Component data from apps and pages –
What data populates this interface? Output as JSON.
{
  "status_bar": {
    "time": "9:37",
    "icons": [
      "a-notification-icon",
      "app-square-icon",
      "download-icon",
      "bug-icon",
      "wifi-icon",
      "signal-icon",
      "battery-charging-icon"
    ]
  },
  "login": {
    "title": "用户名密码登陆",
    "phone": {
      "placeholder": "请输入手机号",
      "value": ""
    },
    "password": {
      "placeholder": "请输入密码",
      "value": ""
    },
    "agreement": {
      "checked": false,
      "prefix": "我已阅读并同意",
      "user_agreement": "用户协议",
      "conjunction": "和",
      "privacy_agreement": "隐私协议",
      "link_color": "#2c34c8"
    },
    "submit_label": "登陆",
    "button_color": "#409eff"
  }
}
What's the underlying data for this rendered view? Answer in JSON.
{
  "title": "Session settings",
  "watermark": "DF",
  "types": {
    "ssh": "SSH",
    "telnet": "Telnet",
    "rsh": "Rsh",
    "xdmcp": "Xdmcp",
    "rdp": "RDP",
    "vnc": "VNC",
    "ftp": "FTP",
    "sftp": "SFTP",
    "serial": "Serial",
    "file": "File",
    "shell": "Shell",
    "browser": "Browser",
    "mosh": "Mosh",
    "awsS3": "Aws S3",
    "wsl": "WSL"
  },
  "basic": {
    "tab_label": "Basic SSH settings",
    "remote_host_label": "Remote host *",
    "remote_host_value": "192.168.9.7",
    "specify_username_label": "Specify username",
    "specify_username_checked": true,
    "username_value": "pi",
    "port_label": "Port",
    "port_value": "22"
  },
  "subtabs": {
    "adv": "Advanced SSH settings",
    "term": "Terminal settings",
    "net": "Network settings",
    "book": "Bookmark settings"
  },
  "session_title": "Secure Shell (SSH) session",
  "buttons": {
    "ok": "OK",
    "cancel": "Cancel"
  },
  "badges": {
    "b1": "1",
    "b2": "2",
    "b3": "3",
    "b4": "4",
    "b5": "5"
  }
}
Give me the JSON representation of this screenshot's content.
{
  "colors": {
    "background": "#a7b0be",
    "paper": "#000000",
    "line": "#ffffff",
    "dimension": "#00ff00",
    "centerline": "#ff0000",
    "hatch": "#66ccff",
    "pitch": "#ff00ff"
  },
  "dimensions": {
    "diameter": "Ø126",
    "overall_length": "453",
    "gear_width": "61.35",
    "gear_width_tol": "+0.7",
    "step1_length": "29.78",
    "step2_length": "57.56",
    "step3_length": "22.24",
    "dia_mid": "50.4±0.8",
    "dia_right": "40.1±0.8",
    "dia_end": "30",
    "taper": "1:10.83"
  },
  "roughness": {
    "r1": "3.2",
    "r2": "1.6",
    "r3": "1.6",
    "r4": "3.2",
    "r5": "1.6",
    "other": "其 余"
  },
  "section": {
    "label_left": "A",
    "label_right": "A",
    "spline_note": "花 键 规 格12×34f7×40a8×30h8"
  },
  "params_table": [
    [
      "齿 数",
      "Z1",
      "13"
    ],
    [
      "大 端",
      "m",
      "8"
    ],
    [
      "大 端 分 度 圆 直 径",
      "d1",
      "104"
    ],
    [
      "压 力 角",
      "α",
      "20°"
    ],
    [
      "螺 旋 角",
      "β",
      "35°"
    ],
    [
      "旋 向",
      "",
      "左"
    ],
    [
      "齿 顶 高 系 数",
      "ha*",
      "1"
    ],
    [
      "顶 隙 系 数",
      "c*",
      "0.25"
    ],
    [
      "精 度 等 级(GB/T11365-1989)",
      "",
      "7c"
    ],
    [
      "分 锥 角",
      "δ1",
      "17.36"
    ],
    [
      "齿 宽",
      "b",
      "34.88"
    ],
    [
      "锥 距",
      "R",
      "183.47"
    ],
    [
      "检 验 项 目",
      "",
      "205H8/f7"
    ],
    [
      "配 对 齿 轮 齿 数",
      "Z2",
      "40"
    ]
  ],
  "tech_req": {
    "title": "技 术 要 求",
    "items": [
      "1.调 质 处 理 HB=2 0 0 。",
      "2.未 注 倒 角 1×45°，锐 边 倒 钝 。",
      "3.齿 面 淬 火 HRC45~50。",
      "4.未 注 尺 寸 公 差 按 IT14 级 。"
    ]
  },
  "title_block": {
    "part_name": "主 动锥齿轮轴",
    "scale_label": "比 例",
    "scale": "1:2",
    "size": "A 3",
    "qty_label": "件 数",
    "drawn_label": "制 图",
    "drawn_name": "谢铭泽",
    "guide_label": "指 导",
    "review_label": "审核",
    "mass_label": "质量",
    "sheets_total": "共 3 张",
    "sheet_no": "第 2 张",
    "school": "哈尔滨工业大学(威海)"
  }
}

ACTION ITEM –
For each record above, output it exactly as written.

ANSWER FOR THE TASK –
What data populates this interface? Output as JSON.
{
  "status_bar": {
    "time": "9:37",
    "icons": [
      "a-notification-icon",
      "app-square-icon",
      "download-icon",
      "bug-icon",
      "wifi-icon",
      "signal-icon",
      "battery-charging-icon"
    ]
  },
  "login": {
    "title": "用户名密码登陆",
    "phone": {
      "placeholder": "请输入手机号",
      "value": ""
    },
    "password": {
      "placeholder": "请输入密码",
      "value": ""
    },
    "agreement": {
      "checked": false,
      "prefix": "我已阅读并同意",
      "user_agreement": "用户协议",
      "conjunction": "和",
      "privacy_agreement": "隐私协议",
      "link_color": "#2c34c8"
    },
    "submit_label": "登陆",
    "button_color": "#409eff"
  }
}
What's the underlying data for this rendered view? Answer in JSON.
{
  "title": "Session settings",
  "watermark": "DF",
  "types": {
    "ssh": "SSH",
    "telnet": "Telnet",
    "rsh": "Rsh",
    "xdmcp": "Xdmcp",
    "rdp": "RDP",
    "vnc": "VNC",
    "ftp": "FTP",
    "sftp": "SFTP",
    "serial": "Serial",
    "file": "File",
    "shell": "Shell",
    "browser": "Browser",
    "mosh": "Mosh",
    "awsS3": "Aws S3",
    "wsl": "WSL"
  },
  "basic": {
    "tab_label": "Basic SSH settings",
    "remote_host_label": "Remote host *",
    "remote_host_value": "192.168.9.7",
    "specify_username_label": "Specify username",
    "specify_username_checked": true,
    "username_value": "pi",
    "port_label": "Port",
    "port_value": "22"
  },
  "subtabs": {
    "adv": "Advanced SSH settings",
    "term": "Terminal settings",
    "net": "Network settings",
    "book": "Bookmark settings"
  },
  "session_title": "Secure Shell (SSH) session",
  "buttons": {
    "ok": "OK",
    "cancel": "Cancel"
  },
  "badges": {
    "b1": "1",
    "b2": "2",
    "b3": "3",
    "b4": "4",
    "b5": "5"
  }
}
Give me the JSON representation of this screenshot's content.
{
  "colors": {
    "background": "#a7b0be",
    "paper": "#000000",
    "line": "#ffffff",
    "dimension": "#00ff00",
    "centerline": "#ff0000",
    "hatch": "#66ccff",
    "pitch": "#ff00ff"
  },
  "dimensions": {
    "diameter": "Ø126",
    "overall_length": "453",
    "gear_width": "61.35",
    "gear_width_tol": "+0.7",
    "step1_length": "29.78",
    "step2_length": "57.56",
    "step3_length": "22.24",
    "dia_mid": "50.4±0.8",
    "dia_right": "40.1±0.8",
    "dia_end": "30",
    "taper": "1:10.83"
  },
  "roughness": {
    "r1": "3.2",
    "r2": "1.6",
    "r3": "1.6",
    "r4": "3.2",
    "r5": "1.6",
    "other": "其 余"
  },
  "section": {
    "label_left": "A",
    "label_right": "A",
    "spline_note": "花 键 规 格12×34f7×40a8×30h8"
  },
  "params_table": [
    [
      "齿 数",
      "Z1",
      "13"
    ],
    [
      "大 端",
      "m",
      "8"
    ],
    [
      "大 端 分 度 圆 直 径",
      "d1",
      "104"
    ],
    [
      "压 力 角",
      "α",
      "20°"
    ],
    [
      "螺 旋 角",
      "β",
      "35°"
    ],
    [
      "旋 向",
      "",
      "左"
    ],
    [
      "齿 顶 高 系 数",
      "ha*",
      "1"
    ],
    [
      "顶 隙 系 数",
      "c*",
      "0.25"
    ],
    [
      "精 度 等 级(GB/T11365-1989)",
      "",
      "7c"
    ],
    [
      "分 锥 角",
      "δ1",
      "17.36"
    ],
    [
      "齿 宽",
      "b",
      "34.88"
    ],
    [
      "锥 距",
      "R",
      "183.47"
    ],
    [
      "检 验 项 目",
      "",
      "205H8/f7"
    ],
    [
      "配 对 齿 轮 齿 数",
      "Z2",
      "40"
    ]
  ],
  "tech_req": {
    "title": "技 术 要 求",
    "items": [
      "1.调 质 处 理 HB=2 0 0 。",
      "2.未 注 倒 角 1×45°，锐 边 倒 钝 。",
      "3.齿 面 淬 火 HRC45~50。",
      "4.未 注 尺 寸 公 差 按 IT14 级 。"
    ]
  },
  "title_block": {
    "part_name": "主 动锥齿轮轴",
    "scale_label": "比 例",
    "scale": "1:2",
    "size": "A 3",
    "qty_label": "件 数",
    "drawn_label": "制 图",
    "drawn_name": "谢铭泽",
    "guide_label": "指 导",
    "review_label": "审核",
    "mass_label": "质量",
    "sheets_total": "共 3 张",
    "sheet_no": "第 2 张",
    "school": "哈尔滨工业大学(威海)"
  }
}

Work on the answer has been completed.